> [Task objective] All of the listing must be given again exactly, except that the images are dropped.

> [Input material]
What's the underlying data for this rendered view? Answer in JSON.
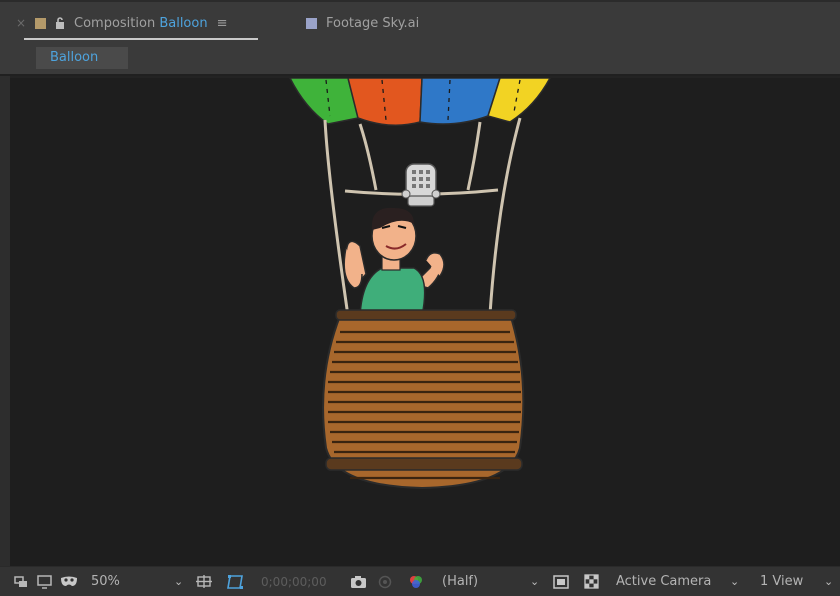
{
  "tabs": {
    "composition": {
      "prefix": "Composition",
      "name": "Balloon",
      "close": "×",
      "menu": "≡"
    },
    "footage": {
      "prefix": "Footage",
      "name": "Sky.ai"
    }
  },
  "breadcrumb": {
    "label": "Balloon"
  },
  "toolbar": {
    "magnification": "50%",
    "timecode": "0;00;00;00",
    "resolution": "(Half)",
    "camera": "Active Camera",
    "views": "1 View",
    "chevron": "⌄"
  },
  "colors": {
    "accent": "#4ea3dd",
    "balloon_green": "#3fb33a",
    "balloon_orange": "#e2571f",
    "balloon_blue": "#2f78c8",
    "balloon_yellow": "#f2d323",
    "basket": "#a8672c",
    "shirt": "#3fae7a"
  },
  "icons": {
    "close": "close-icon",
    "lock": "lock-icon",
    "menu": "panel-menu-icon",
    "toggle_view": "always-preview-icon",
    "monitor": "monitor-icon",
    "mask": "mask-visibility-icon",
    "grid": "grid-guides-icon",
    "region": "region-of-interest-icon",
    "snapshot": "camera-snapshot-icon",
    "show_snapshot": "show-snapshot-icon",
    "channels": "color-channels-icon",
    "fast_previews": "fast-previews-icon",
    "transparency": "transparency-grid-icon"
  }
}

> [Exercise result]
What's the underlying data for this rendered view? Answer in JSON.
{
  "tabs": {
    "composition": {
      "prefix": "Composition",
      "name": "Balloon",
      "close": "×",
      "menu": "≡"
    },
    "footage": {
      "prefix": "Footage",
      "name": "Sky.ai"
    }
  },
  "breadcrumb": {
    "label": "Balloon"
  },
  "toolbar": {
    "magnification": "50%",
    "timecode": "0;00;00;00",
    "resolution": "(Half)",
    "camera": "Active Camera",
    "views": "1 View",
    "chevron": "⌄"
  },
  "colors": {
    "accent": "#4ea3dd",
    "balloon_green": "#3fb33a",
    "balloon_orange": "#e2571f",
    "balloon_blue": "#2f78c8",
    "balloon_yellow": "#f2d323",
    "basket": "#a8672c",
    "shirt": "#3fae7a"
  },
  "icons": {
    "close": "close-icon",
    "lock": "lock-icon",
    "menu": "panel-menu-icon",
    "toggle_view": "always-preview-icon",
    "monitor": "monitor-icon",
    "mask": "mask-visibility-icon",
    "grid": "grid-guides-icon",
    "region": "region-of-interest-icon",
    "snapshot": "camera-snapshot-icon",
    "show_snapshot": "show-snapshot-icon",
    "channels": "color-channels-icon",
    "fast_previews": "fast-previews-icon",
    "transparency": "transparency-grid-icon"
  }
}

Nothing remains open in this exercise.